─── Entries supplied ───

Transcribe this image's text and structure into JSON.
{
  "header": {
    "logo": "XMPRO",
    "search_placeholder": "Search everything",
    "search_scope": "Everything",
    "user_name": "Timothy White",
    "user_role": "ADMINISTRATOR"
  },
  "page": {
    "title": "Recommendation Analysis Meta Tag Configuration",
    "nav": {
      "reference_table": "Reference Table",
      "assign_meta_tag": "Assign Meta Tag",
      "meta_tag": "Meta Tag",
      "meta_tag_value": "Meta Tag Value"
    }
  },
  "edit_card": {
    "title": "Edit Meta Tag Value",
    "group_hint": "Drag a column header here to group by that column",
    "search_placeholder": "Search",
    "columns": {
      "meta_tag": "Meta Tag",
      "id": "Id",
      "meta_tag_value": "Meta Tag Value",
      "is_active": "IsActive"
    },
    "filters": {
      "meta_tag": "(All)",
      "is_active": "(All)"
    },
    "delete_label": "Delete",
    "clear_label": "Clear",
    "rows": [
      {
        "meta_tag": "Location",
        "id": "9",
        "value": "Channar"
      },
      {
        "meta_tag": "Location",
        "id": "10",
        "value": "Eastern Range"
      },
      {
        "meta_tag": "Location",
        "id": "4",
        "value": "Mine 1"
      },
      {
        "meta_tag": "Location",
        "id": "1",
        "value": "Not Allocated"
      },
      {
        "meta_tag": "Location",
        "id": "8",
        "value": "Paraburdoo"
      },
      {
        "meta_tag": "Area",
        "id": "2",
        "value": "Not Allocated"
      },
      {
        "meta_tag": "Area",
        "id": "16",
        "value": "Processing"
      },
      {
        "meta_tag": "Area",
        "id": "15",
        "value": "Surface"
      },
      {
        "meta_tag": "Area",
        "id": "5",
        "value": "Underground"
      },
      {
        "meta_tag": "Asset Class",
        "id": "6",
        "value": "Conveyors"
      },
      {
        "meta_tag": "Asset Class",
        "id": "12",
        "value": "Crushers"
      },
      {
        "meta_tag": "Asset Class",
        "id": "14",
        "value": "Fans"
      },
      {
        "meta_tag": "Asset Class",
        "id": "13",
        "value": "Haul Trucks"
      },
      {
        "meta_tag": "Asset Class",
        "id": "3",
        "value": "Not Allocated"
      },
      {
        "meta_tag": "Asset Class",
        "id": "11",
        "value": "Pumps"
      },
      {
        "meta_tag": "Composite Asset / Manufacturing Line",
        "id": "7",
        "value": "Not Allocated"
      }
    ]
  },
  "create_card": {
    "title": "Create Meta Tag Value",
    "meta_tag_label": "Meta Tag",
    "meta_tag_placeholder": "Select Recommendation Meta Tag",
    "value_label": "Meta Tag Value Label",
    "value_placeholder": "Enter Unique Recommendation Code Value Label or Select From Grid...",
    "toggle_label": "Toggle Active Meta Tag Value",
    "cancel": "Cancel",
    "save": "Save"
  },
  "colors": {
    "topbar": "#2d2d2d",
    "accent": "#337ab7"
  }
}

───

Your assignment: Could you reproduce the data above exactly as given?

Solution for this exercise:
Transcribe this image's text and structure into JSON.
{
  "header": {
    "logo": "XMPRO",
    "search_placeholder": "Search everything",
    "search_scope": "Everything",
    "user_name": "Timothy White",
    "user_role": "ADMINISTRATOR"
  },
  "page": {
    "title": "Recommendation Analysis Meta Tag Configuration",
    "nav": {
      "reference_table": "Reference Table",
      "assign_meta_tag": "Assign Meta Tag",
      "meta_tag": "Meta Tag",
      "meta_tag_value": "Meta Tag Value"
    }
  },
  "edit_card": {
    "title": "Edit Meta Tag Value",
    "group_hint": "Drag a column header here to group by that column",
    "search_placeholder": "Search",
    "columns": {
      "meta_tag": "Meta Tag",
      "id": "Id",
      "meta_tag_value": "Meta Tag Value",
      "is_active": "IsActive"
    },
    "filters": {
      "meta_tag": "(All)",
      "is_active": "(All)"
    },
    "delete_label": "Delete",
    "clear_label": "Clear",
    "rows": [
      {
        "meta_tag": "Location",
        "id": "9",
        "value": "Channar"
      },
      {
        "meta_tag": "Location",
        "id": "10",
        "value": "Eastern Range"
      },
      {
        "meta_tag": "Location",
        "id": "4",
        "value": "Mine 1"
      },
      {
        "meta_tag": "Location",
        "id": "1",
        "value": "Not Allocated"
      },
      {
        "meta_tag": "Location",
        "id": "8",
        "value": "Paraburdoo"
      },
      {
        "meta_tag": "Area",
        "id": "2",
        "value": "Not Allocated"
      },
      {
        "meta_tag": "Area",
        "id": "16",
        "value": "Processing"
      },
      {
        "meta_tag": "Area",
        "id": "15",
        "value": "Surface"
      },
      {
        "meta_tag": "Area",
        "id": "5",
        "value": "Underground"
      },
      {
        "meta_tag": "Asset Class",
        "id": "6",
        "value": "Conveyors"
      },
      {
        "meta_tag": "Asset Class",
        "id": "12",
        "value": "Crushers"
      },
      {
        "meta_tag": "Asset Class",
        "id": "14",
        "value": "Fans"
      },
      {
        "meta_tag": "Asset Class",
        "id": "13",
        "value": "Haul Trucks"
      },
      {
        "meta_tag": "Asset Class",
        "id": "3",
        "value": "Not Allocated"
      },
      {
        "meta_tag": "Asset Class",
        "id": "11",
        "value": "Pumps"
      },
      {
        "meta_tag": "Composite Asset / Manufacturing Line",
        "id": "7",
        "value": "Not Allocated"
      }
    ]
  },
  "create_card": {
    "title": "Create Meta Tag Value",
    "meta_tag_label": "Meta Tag",
    "meta_tag_placeholder": "Select Recommendation Meta Tag",
    "value_label": "Meta Tag Value Label",
    "value_placeholder": "Enter Unique Recommendation Code Value Label or Select From Grid...",
    "toggle_label": "Toggle Active Meta Tag Value",
    "cancel": "Cancel",
    "save": "Save"
  },
  "colors": {
    "topbar": "#2d2d2d",
    "accent": "#337ab7"
  }
}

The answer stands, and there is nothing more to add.